July 26, 2017

Parents who manage their children's diets, restricting their saturated fat intake and focusing on foods rich in healthful, unsaturated, eat better than parents who don't monitor what their children eat, a new study published last week shows. While that may not sound like much of a surprise, consider this: not only do those parents eat better foods, but they benefit from those smart, healthy choices too. Here's how.

The study, dubbed the Special Turku Coronary Risk Factor Intervention Project, was conducted in two parts over the course of 20 years. More than 1,100 infants and their parents from Finland were chosen between 1989 and 1992 to participate. Split into two groups, half of the children and parents received nutritional counseling focused on getting the children to eat fewer saturated fats and more unsaturated fats, while the other half were left to their own devices and were given no nutritional advice.

The first part of the study found that children who'd received dietary counseling—which was conducted at least once a year for about 12 years—had decreased their saturated fat intake and improved their cardiovascular health. So in the second part of the study, the researchers looked at the parents of those children. They'd also sat through dietary counseling—but the advice was focused on getting their kids to eat better foods. Did the parents also take the advice and find a way to make it work?
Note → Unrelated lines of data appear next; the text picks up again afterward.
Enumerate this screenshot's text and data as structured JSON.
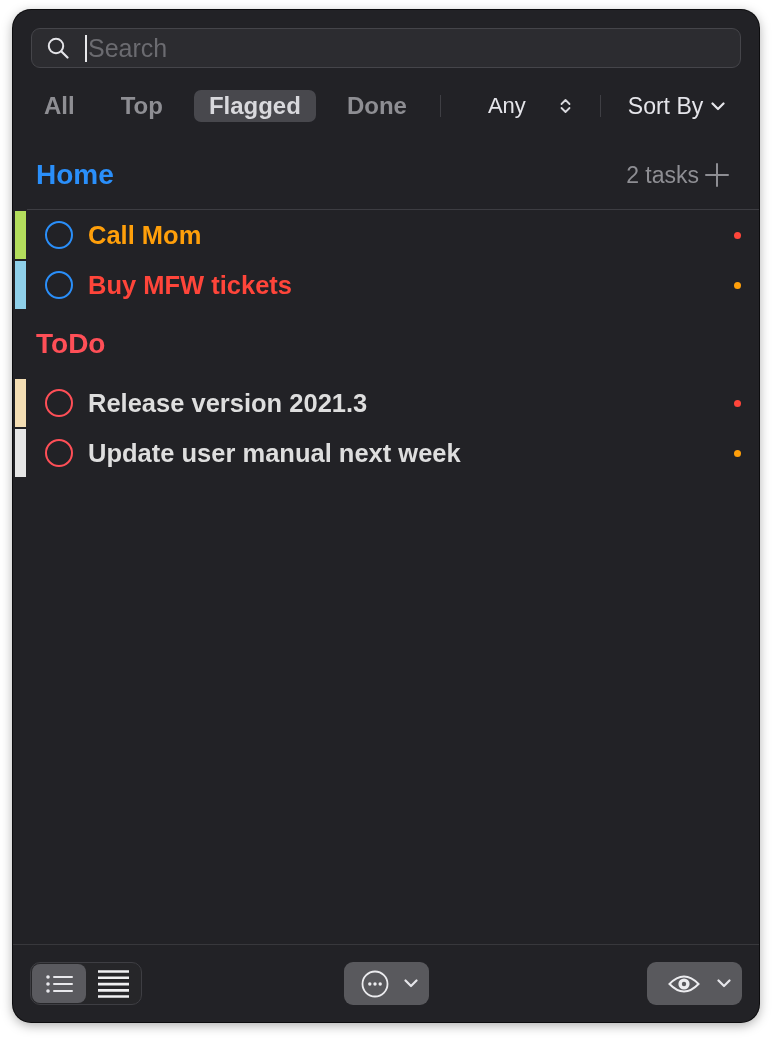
{
  "search": {
    "placeholder": "Search",
    "focused": true
  },
  "filters": [
    {
      "label": "All",
      "selected": false
    },
    {
      "label": "Top",
      "selected": false
    },
    {
      "label": "Flagged",
      "selected": true
    },
    {
      "label": "Done",
      "selected": false
    }
  ],
  "priority_picker": {
    "value": "Any"
  },
  "sort_menu": {
    "label": "Sort By"
  },
  "sections": [
    {
      "title": "Home",
      "color": "#2a8ffa",
      "task_count": "2 tasks",
      "tasks": [
        {
          "tag": {
            "color": "#b3dd5c"
          },
          "checked": false,
          "title": {
            "text": "Call Mom",
            "color": "#ff9f0a"
          },
          "dot": {
            "color": "#ff453a"
          }
        },
        {
          "tag": {
            "color": "#8fd0ea"
          },
          "checked": false,
          "title": {
            "text": "Buy MFW tickets",
            "color": "#ff453a"
          },
          "dot": {
            "color": "#ff9f0a"
          }
        }
      ]
    },
    {
      "title": "ToDo",
      "color": "#ff4f57",
      "tasks": [
        {
          "tag": {
            "color": "#f4deb4"
          },
          "checked": false,
          "title": {
            "text": "Release version 2021.3",
            "color": "#dedede"
          },
          "dot": {
            "color": "#ff453a"
          }
        },
        {
          "tag": {
            "color": "#e6e6e6"
          },
          "checked": false,
          "title": {
            "text": "Update user manual next week",
            "color": "#dedede"
          },
          "dot": {
            "color": "#ff9f0a"
          }
        }
      ]
    }
  ],
  "view_modes": [
    {
      "kind": "list",
      "selected": true
    },
    {
      "kind": "compact",
      "selected": false
    }
  ]
}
In studying the parents' food journals, which they were required to keep over the course of the 20-year-long study, the researchers found the parents were also eating better, and their health was improved because of their positive choices. According to the study, those parents consumed significantly more polyunsaturated and monounsaturated fats, and significantly less saturated fat compared to parents who had not counseled their kids to do the same. Those mothers also decreased their serum totals and LDL concentrations—but not in a statistically significant way.
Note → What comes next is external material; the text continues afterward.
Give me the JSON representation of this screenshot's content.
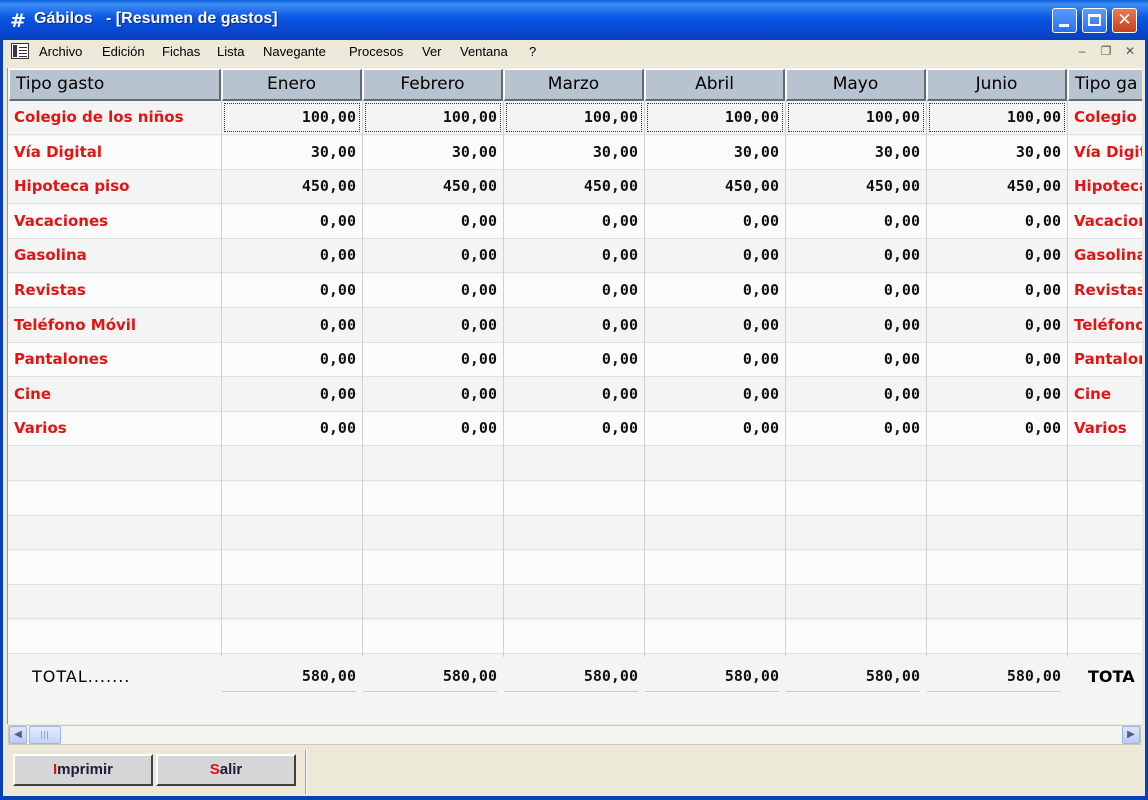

"The child-oriented dietary intervention contributed advantageously to the parental diet in the long-term and tended to reflect lipid concentrations," Johanna Jaakkola, a postdoctoral researcher at the University of Turku and lead researcher, said. That's because, she explained, "presumably, all family members eat the same foods and thus child-oriented dietary counseling also affects parents' diets."